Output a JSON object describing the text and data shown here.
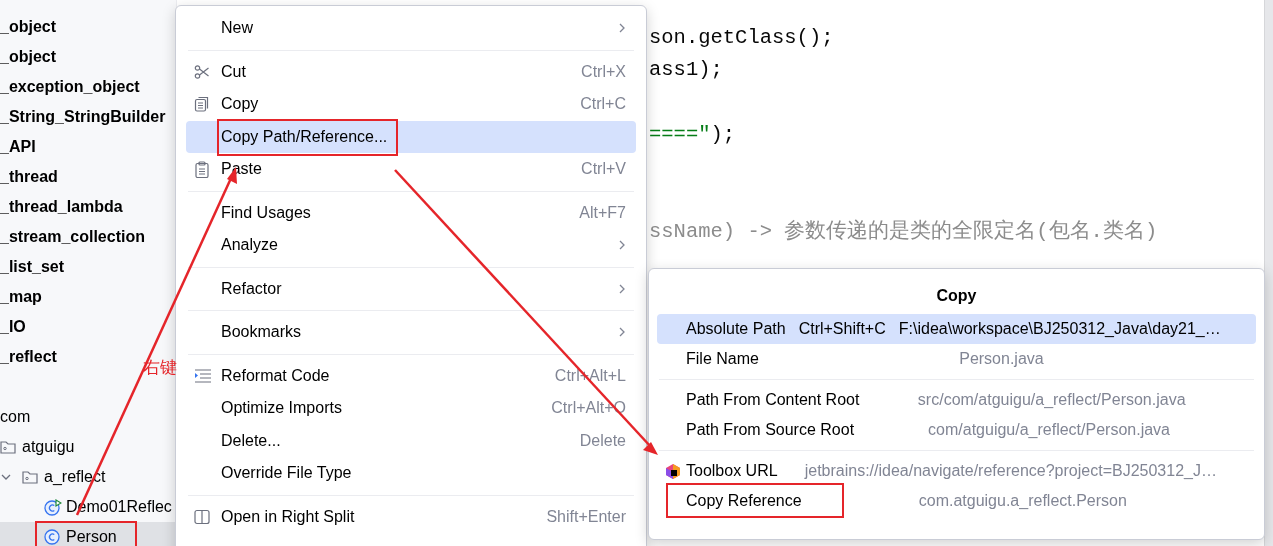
{
  "project_tree": {
    "modules": [
      {
        "label": "_object",
        "kind": "module",
        "selected": false
      },
      {
        "label": "_object",
        "kind": "module",
        "selected": false
      },
      {
        "label": "_exception_object",
        "kind": "module",
        "selected": false
      },
      {
        "label": "_String_StringBuilder",
        "kind": "module",
        "selected": false
      },
      {
        "label": "_API",
        "kind": "module",
        "selected": false
      },
      {
        "label": "_thread",
        "kind": "module",
        "selected": false
      },
      {
        "label": "_thread_lambda",
        "kind": "module",
        "selected": false
      },
      {
        "label": "_stream_collection",
        "kind": "module",
        "selected": false
      },
      {
        "label": "_list_set",
        "kind": "module",
        "selected": false
      },
      {
        "label": "_map",
        "kind": "module",
        "selected": false
      },
      {
        "label": "_IO",
        "kind": "module",
        "selected": false
      },
      {
        "label": "_reflect",
        "kind": "module",
        "selected": false
      }
    ],
    "packages": [
      {
        "label": "com",
        "kind": "package",
        "selected": false,
        "children": [
          {
            "label": "atguigu",
            "kind": "folder",
            "selected": false,
            "children": [
              {
                "label": "a_reflect",
                "kind": "folder",
                "selected": false,
                "expanded": true,
                "children": [
                  {
                    "label": "Demo01Reflec",
                    "kind": "main-class",
                    "selected": false
                  },
                  {
                    "label": "Person",
                    "kind": "class",
                    "selected": true
                  }
                ]
              }
            ]
          }
        ]
      }
    ]
  },
  "editor": {
    "blocks": [
      [
        {
          "segments": [
            {
              "text": "son.getClass();",
              "kind": "code"
            }
          ]
        },
        {
          "segments": [
            {
              "text": "ass1);",
              "kind": "code"
            }
          ]
        }
      ],
      [
        {
          "segments": [
            {
              "text": "====\"",
              "kind": "string"
            },
            {
              "text": ");",
              "kind": "code"
            }
          ]
        }
      ],
      [
        {
          "segments": [
            {
              "text": "ssName)  -> 参数传递的是类的全限定名(包名.类名)",
              "kind": "comment"
            }
          ]
        }
      ]
    ]
  },
  "context_menu": {
    "groups": [
      [
        {
          "label": "New",
          "kind": "plain",
          "submenu": true,
          "selected": false
        }
      ],
      [
        {
          "label": "Cut",
          "kind": "cut",
          "shortcut": "Ctrl+X",
          "submenu": false,
          "selected": false
        },
        {
          "label": "Copy",
          "kind": "copy",
          "shortcut": "Ctrl+C",
          "submenu": false,
          "selected": false
        },
        {
          "label": "Copy Path/Reference...",
          "kind": "plain",
          "submenu": false,
          "selected": true
        },
        {
          "label": "Paste",
          "kind": "paste",
          "shortcut": "Ctrl+V",
          "submenu": false,
          "selected": false
        }
      ],
      [
        {
          "label": "Find Usages",
          "kind": "plain",
          "shortcut": "Alt+F7",
          "submenu": false,
          "selected": false
        },
        {
          "label": "Analyze",
          "kind": "plain",
          "submenu": true,
          "selected": false
        }
      ],
      [
        {
          "label": "Refactor",
          "kind": "plain",
          "submenu": true,
          "selected": false
        }
      ],
      [
        {
          "label": "Bookmarks",
          "kind": "plain",
          "submenu": true,
          "selected": false
        }
      ],
      [
        {
          "label": "Reformat Code",
          "kind": "reformat",
          "shortcut": "Ctrl+Alt+L",
          "submenu": false,
          "selected": false
        },
        {
          "label": "Optimize Imports",
          "kind": "plain",
          "shortcut": "Ctrl+Alt+O",
          "submenu": false,
          "selected": false
        },
        {
          "label": "Delete...",
          "kind": "plain",
          "shortcut": "Delete",
          "submenu": false,
          "selected": false
        },
        {
          "label": "Override File Type",
          "kind": "plain",
          "submenu": false,
          "selected": false
        }
      ],
      [
        {
          "label": "Open in Right Split",
          "kind": "split",
          "shortcut": "Shift+Enter",
          "submenu": false,
          "selected": false
        }
      ]
    ]
  },
  "copy_popup": {
    "title": "Copy",
    "groups": [
      [
        {
          "label": "Absolute Path",
          "kind": "plain",
          "shortcut": "Ctrl+Shift+C",
          "value": "F:\\idea\\workspace\\BJ250312_Java\\day21_…",
          "selected": true
        },
        {
          "label": "File Name",
          "kind": "plain",
          "value": "Person.java",
          "selected": false
        }
      ],
      [
        {
          "label": "Path From Content Root",
          "kind": "plain",
          "value": "src/com/atguigu/a_reflect/Person.java",
          "selected": false
        },
        {
          "label": "Path From Source Root",
          "kind": "plain",
          "value": "com/atguigu/a_reflect/Person.java",
          "selected": false
        }
      ],
      [
        {
          "label": "Toolbox URL",
          "kind": "toolbox",
          "value": "jetbrains://idea/navigate/reference?project=BJ250312_J…",
          "selected": false
        },
        {
          "label": "Copy Reference",
          "kind": "plain",
          "value": "com.atguigu.a_reflect.Person",
          "selected": false
        }
      ]
    ]
  },
  "annotation": {
    "label": "右键"
  }
}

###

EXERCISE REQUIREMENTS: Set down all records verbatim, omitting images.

THE ANSWER:
Output a JSON object describing the text and data shown here.
{
  "project_tree": {
    "modules": [
      {
        "label": "_object",
        "kind": "module",
        "selected": false
      },
      {
        "label": "_object",
        "kind": "module",
        "selected": false
      },
      {
        "label": "_exception_object",
        "kind": "module",
        "selected": false
      },
      {
        "label": "_String_StringBuilder",
        "kind": "module",
        "selected": false
      },
      {
        "label": "_API",
        "kind": "module",
        "selected": false
      },
      {
        "label": "_thread",
        "kind": "module",
        "selected": false
      },
      {
        "label": "_thread_lambda",
        "kind": "module",
        "selected": false
      },
      {
        "label": "_stream_collection",
        "kind": "module",
        "selected": false
      },
      {
        "label": "_list_set",
        "kind": "module",
        "selected": false
      },
      {
        "label": "_map",
        "kind": "module",
        "selected": false
      },
      {
        "label": "_IO",
        "kind": "module",
        "selected": false
      },
      {
        "label": "_reflect",
        "kind": "module",
        "selected": false
      }
    ],
    "packages": [
      {
        "label": "com",
        "kind": "package",
        "selected": false,
        "children": [
          {
            "label": "atguigu",
            "kind": "folder",
            "selected": false,
            "children": [
              {
                "label": "a_reflect",
                "kind": "folder",
                "selected": false,
                "expanded": true,
                "children": [
                  {
                    "label": "Demo01Reflec",
                    "kind": "main-class",
                    "selected": false
                  },
                  {
                    "label": "Person",
                    "kind": "class",
                    "selected": true
                  }
                ]
              }
            ]
          }
        ]
      }
    ]
  },
  "editor": {
    "blocks": [
      [
        {
          "segments": [
            {
              "text": "son.getClass();",
              "kind": "code"
            }
          ]
        },
        {
          "segments": [
            {
              "text": "ass1);",
              "kind": "code"
            }
          ]
        }
      ],
      [
        {
          "segments": [
            {
              "text": "====\"",
              "kind": "string"
            },
            {
              "text": ");",
              "kind": "code"
            }
          ]
        }
      ],
      [
        {
          "segments": [
            {
              "text": "ssName)  -> 参数传递的是类的全限定名(包名.类名)",
              "kind": "comment"
            }
          ]
        }
      ]
    ]
  },
  "context_menu": {
    "groups": [
      [
        {
          "label": "New",
          "kind": "plain",
          "submenu": true,
          "selected": false
        }
      ],
      [
        {
          "label": "Cut",
          "kind": "cut",
          "shortcut": "Ctrl+X",
          "submenu": false,
          "selected": false
        },
        {
          "label": "Copy",
          "kind": "copy",
          "shortcut": "Ctrl+C",
          "submenu": false,
          "selected": false
        },
        {
          "label": "Copy Path/Reference...",
          "kind": "plain",
          "submenu": false,
          "selected": true
        },
        {
          "label": "Paste",
          "kind": "paste",
          "shortcut": "Ctrl+V",
          "submenu": false,
          "selected": false
        }
      ],
      [
        {
          "label": "Find Usages",
          "kind": "plain",
          "shortcut": "Alt+F7",
          "submenu": false,
          "selected": false
        },
        {
          "label": "Analyze",
          "kind": "plain",
          "submenu": true,
          "selected": false
        }
      ],
      [
        {
          "label": "Refactor",
          "kind": "plain",
          "submenu": true,
          "selected": false
        }
      ],
      [
        {
          "label": "Bookmarks",
          "kind": "plain",
          "submenu": true,
          "selected": false
        }
      ],
      [
        {
          "label": "Reformat Code",
          "kind": "reformat",
          "shortcut": "Ctrl+Alt+L",
          "submenu": false,
          "selected": false
        },
        {
          "label": "Optimize Imports",
          "kind": "plain",
          "shortcut": "Ctrl+Alt+O",
          "submenu": false,
          "selected": false
        },
        {
          "label": "Delete...",
          "kind": "plain",
          "shortcut": "Delete",
          "submenu": false,
          "selected": false
        },
        {
          "label": "Override File Type",
          "kind": "plain",
          "submenu": false,
          "selected": false
        }
      ],
      [
        {
          "label": "Open in Right Split",
          "kind": "split",
          "shortcut": "Shift+Enter",
          "submenu": false,
          "selected": false
        }
      ]
    ]
  },
  "copy_popup": {
    "title": "Copy",
    "groups": [
      [
        {
          "label": "Absolute Path",
          "kind": "plain",
          "shortcut": "Ctrl+Shift+C",
          "value": "F:\\idea\\workspace\\BJ250312_Java\\day21_…",
          "selected": true
        },
        {
          "label": "File Name",
          "kind": "plain",
          "value": "Person.java",
          "selected": false
        }
      ],
      [
        {
          "label": "Path From Content Root",
          "kind": "plain",
          "value": "src/com/atguigu/a_reflect/Person.java",
          "selected": false
        },
        {
          "label": "Path From Source Root",
          "kind": "plain",
          "value": "com/atguigu/a_reflect/Person.java",
          "selected": false
        }
      ],
      [
        {
          "label": "Toolbox URL",
          "kind": "toolbox",
          "value": "jetbrains://idea/navigate/reference?project=BJ250312_J…",
          "selected": false
        },
        {
          "label": "Copy Reference",
          "kind": "plain",
          "value": "com.atguigu.a_reflect.Person",
          "selected": false
        }
      ]
    ]
  },
  "annotation": {
    "label": "右键"
  }
}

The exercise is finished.